Why the banks are guaranteed to lose us money
Where do you put your money? If you are like many people, you believe the safest, easiest option is to put it into a bank account and allow the interest to grow. While this seems a relatively safe method, it may not be the best option. In many instances, using a traditional bank in this manner can actually cost you money. Before you invest, get to know your options a bit better, work with a financial adviser, and make the best decision for your situation.
What Banks Are Costing You
Just a few decades ago, it was commonplace and even considered the best option to put money into traditional savings accounts and other short-term lending options offered by financial institutions. During those times, interest rates were significantly higher (though this ranges widely from one country to the next). Additionally, inflation was lower. This made for a small, but simple, returns on your savings. You didn’t have to make complicated decisions when you could earn a return of 2 to 4 percent, or sometimes significantly higher, in a traditional bank account. Things have changed, though.
One of the key problems with investing in these traditional accounts stems from inflation. Consider that some countries are seeing inflation at a rate of 2, 3, or higher percent per year and you can see why the .5 to 2 percent interest from some bank accounts (or lower) is simply not worthwhile. It is actually costing you money to hold onto your money in this manner. Add to this the poor rate of return and the simple fact that you have to pay fees on most accounts today, and this is simply a losing battle. Today’s financial advisers only recommend using these accounts when you need to keep money on hand. This is ideal for those who need money that’s easily within reach. Otherwise, you end up losing money by simply holding onto your cash.
How Are You Losing Money, Though?
You can clearly see how inflation, fees, and the overall poor rate of return can impact your bank balance. However, there is more money being lost here than you may realise. If you choose to invest in these accounts instead of stocks, bonds, and other more lucrative investments you are losing even more money.
Even if you are investing a small amount of money into the stock market each month (the same amount you may be putting into a traditional savings account) you are likely to earn a significantly higher amount in the long term than if you were to keep doing what you are doing. That is lost income to you.
But You Don’t Want to Invest?
Many people do not know how to invest in the markets. They think that all stocks are too risky. They may believe it is too costly to get started. All of these misunderstandings can negatively impact your long-term goals. To avoid this, why not work with a financial adviser? He or she can provide you with clear, objective, independent advice and strategies to guide you into making money rather than losing money through your investments.

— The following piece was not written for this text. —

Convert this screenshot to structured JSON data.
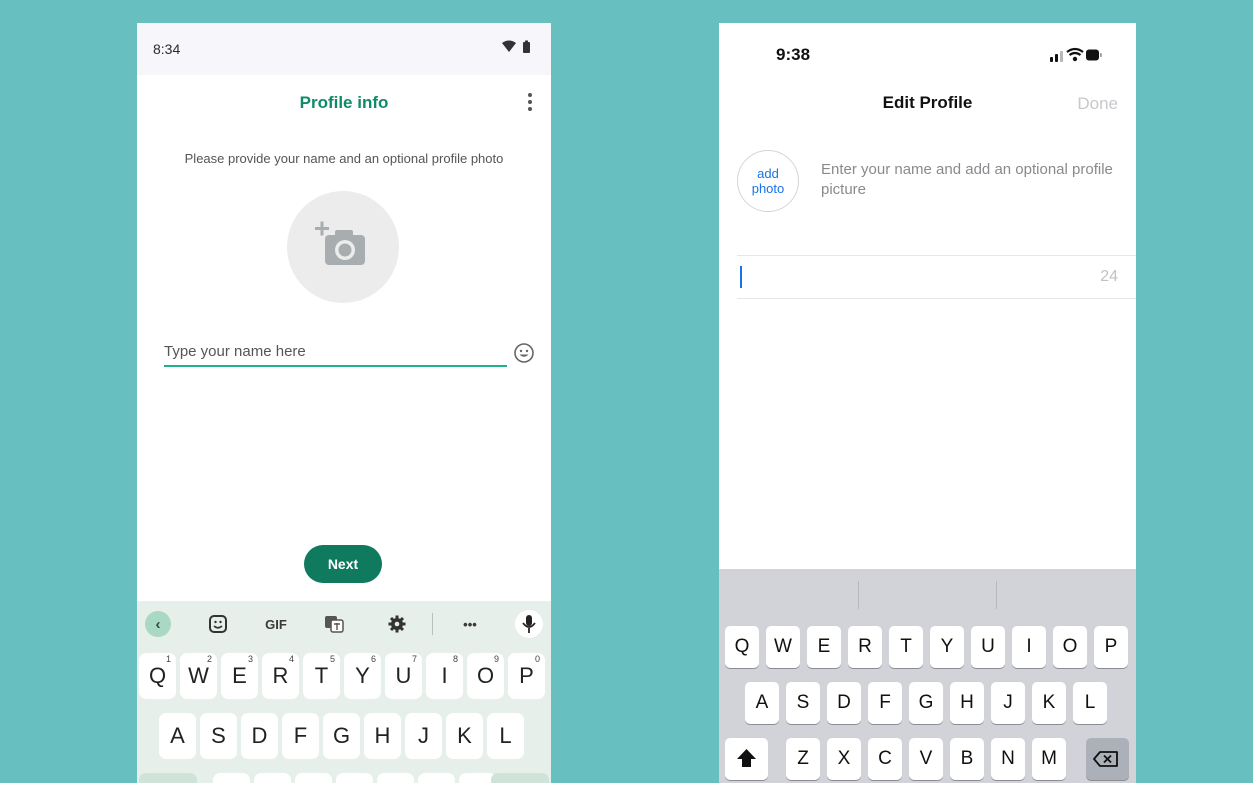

You can keep using traditional bank accounts. If you do not take the time to change your financial strategy, though, you’ll end up seeing a loss. It may not be as difficult as you realise to make the switch, though. By moving what’s in your traditional bank accounts into financial investment accounts, you’ll see a significant rate of return, potentially, and you’ll stop losing money in the process.

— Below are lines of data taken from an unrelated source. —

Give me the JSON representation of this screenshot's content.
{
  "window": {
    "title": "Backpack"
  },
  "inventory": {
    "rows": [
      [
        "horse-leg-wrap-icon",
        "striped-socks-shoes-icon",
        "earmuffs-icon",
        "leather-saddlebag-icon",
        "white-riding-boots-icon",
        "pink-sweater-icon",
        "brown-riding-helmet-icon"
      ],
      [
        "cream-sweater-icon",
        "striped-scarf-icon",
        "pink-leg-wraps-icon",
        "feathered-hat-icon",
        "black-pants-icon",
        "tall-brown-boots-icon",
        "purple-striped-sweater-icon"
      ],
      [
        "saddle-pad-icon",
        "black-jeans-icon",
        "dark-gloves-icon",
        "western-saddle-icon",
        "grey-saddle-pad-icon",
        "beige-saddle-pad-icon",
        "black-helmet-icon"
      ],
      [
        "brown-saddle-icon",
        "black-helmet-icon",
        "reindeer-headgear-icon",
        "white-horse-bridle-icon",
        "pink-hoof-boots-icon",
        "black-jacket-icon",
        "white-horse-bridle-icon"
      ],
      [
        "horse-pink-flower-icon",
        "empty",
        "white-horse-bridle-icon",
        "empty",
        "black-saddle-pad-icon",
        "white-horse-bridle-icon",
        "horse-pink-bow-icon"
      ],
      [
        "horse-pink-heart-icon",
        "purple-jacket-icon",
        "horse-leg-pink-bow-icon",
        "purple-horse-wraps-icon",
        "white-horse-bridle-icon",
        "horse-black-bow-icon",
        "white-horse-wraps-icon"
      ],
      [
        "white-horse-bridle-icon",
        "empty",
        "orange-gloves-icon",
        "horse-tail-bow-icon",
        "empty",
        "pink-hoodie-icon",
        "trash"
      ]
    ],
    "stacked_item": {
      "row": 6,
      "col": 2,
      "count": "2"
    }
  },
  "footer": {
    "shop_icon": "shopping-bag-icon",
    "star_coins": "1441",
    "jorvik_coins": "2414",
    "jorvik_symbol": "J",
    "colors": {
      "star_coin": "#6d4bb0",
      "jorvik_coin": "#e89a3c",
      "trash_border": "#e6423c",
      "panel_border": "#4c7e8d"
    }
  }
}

As an expat expert, I am on hand to help with all of the above and more.
To learn how to choose a great financial adviser, download our free guide.

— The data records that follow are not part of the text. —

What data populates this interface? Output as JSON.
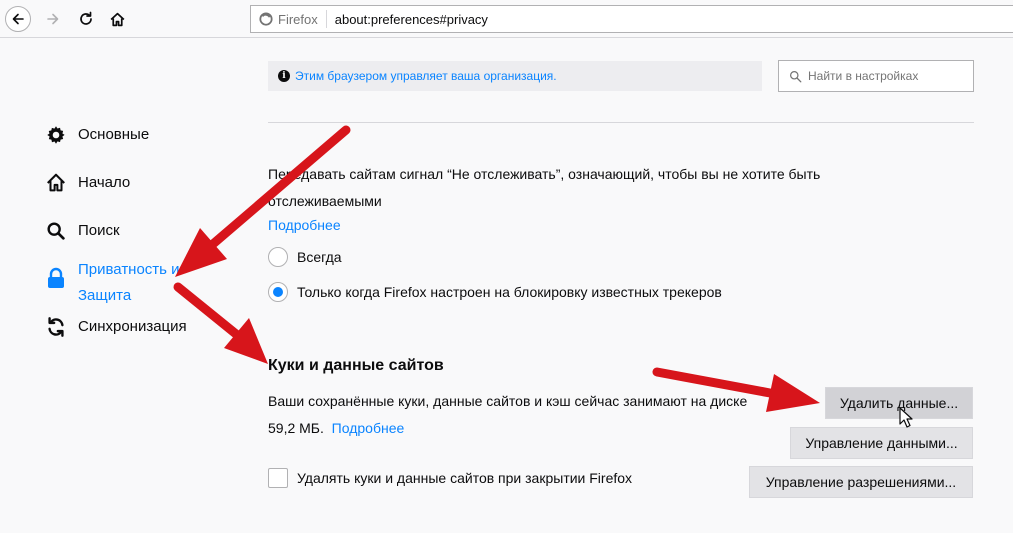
{
  "browser": {
    "identity_label": "Firefox",
    "url": "about:preferences#privacy"
  },
  "sidebar": {
    "items": [
      {
        "label": "Основные",
        "icon": "gear-icon"
      },
      {
        "label": "Начало",
        "icon": "home-icon"
      },
      {
        "label": "Поиск",
        "icon": "search-icon"
      },
      {
        "label_line1": "Приватность и",
        "label_line2": "Защита",
        "icon": "lock-icon",
        "selected": true
      },
      {
        "label": "Синхронизация",
        "icon": "sync-icon"
      }
    ]
  },
  "notice": {
    "text": "Этим браузером управляет ваша организация."
  },
  "search": {
    "placeholder": "Найти в настройках"
  },
  "dnt": {
    "text": "Передавать сайтам сигнал “Не отслеживать”, означающий, чтобы вы не хотите быть отслеживаемыми",
    "learn_more": "Подробнее",
    "options": [
      {
        "label": "Всегда",
        "checked": false
      },
      {
        "label": "Только когда Firefox настроен на блокировку известных трекеров",
        "checked": true
      }
    ]
  },
  "cookies": {
    "heading": "Куки и данные сайтов",
    "text": "Ваши сохранённые куки, данные сайтов и кэш сейчас занимают на диске 59,2 МБ.",
    "learn_more": "Подробнее",
    "clear_button": "Удалить данные...",
    "manage_button": "Управление данными...",
    "permissions_button": "Управление разрешениями...",
    "delete_on_close_label": "Удалять куки и данные сайтов при закрытии Firefox",
    "delete_on_close_checked": false
  },
  "colors": {
    "accent": "#0a84ff",
    "annotation_arrow": "#d7151b",
    "background": "#f9f9fa"
  }
}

For more insights, further advice or guidance, you can get in touch HERE
To keep updated, follow me on;
Mike Coady is an award-winning financial expert and a well-known leader in the financial industry.
Having taken two of his previous firms to Chartered Status in the UK and also achieved the prestigious National IFA of the Year Award – Highly Commended.
Mike is qualified to UK Financial Conduct Authority (FCA) standards, a member of the Chartered Insurance Institute, a Fellow of the Institute of Sales Management (FISM), and a Fellow of the Institute of Directors (FIoD).
Blog published by Mike Coady